## Records to process
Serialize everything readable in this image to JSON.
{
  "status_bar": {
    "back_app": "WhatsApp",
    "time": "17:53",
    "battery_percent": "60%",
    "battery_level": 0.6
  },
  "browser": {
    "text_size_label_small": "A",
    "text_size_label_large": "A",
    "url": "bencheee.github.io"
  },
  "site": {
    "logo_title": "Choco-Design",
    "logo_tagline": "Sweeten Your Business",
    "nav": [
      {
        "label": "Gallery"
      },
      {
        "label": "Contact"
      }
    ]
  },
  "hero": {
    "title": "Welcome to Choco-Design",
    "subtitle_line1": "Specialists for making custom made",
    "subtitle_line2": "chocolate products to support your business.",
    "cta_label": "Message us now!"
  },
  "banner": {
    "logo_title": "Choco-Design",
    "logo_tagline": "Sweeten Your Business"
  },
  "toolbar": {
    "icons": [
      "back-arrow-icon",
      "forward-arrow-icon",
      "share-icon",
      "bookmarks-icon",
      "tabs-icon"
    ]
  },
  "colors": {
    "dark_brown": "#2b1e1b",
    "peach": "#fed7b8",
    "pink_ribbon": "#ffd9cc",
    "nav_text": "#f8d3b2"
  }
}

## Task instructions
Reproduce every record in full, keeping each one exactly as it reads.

## Solution to this task
Serialize everything readable in this image to JSON.
{
  "status_bar": {
    "back_app": "WhatsApp",
    "time": "17:53",
    "battery_percent": "60%",
    "battery_level": 0.6
  },
  "browser": {
    "text_size_label_small": "A",
    "text_size_label_large": "A",
    "url": "bencheee.github.io"
  },
  "site": {
    "logo_title": "Choco-Design",
    "logo_tagline": "Sweeten Your Business",
    "nav": [
      {
        "label": "Gallery"
      },
      {
        "label": "Contact"
      }
    ]
  },
  "hero": {
    "title": "Welcome to Choco-Design",
    "subtitle_line1": "Specialists for making custom made",
    "subtitle_line2": "chocolate products to support your business.",
    "cta_label": "Message us now!"
  },
  "banner": {
    "logo_title": "Choco-Design",
    "logo_tagline": "Sweeten Your Business"
  },
  "toolbar": {
    "icons": [
      "back-arrow-icon",
      "forward-arrow-icon",
      "share-icon",
      "bookmarks-icon",
      "tabs-icon"
    ]
  },
  "colors": {
    "dark_brown": "#2b1e1b",
    "peach": "#fed7b8",
    "pink_ribbon": "#ffd9cc",
    "nav_text": "#f8d3b2"
  }
}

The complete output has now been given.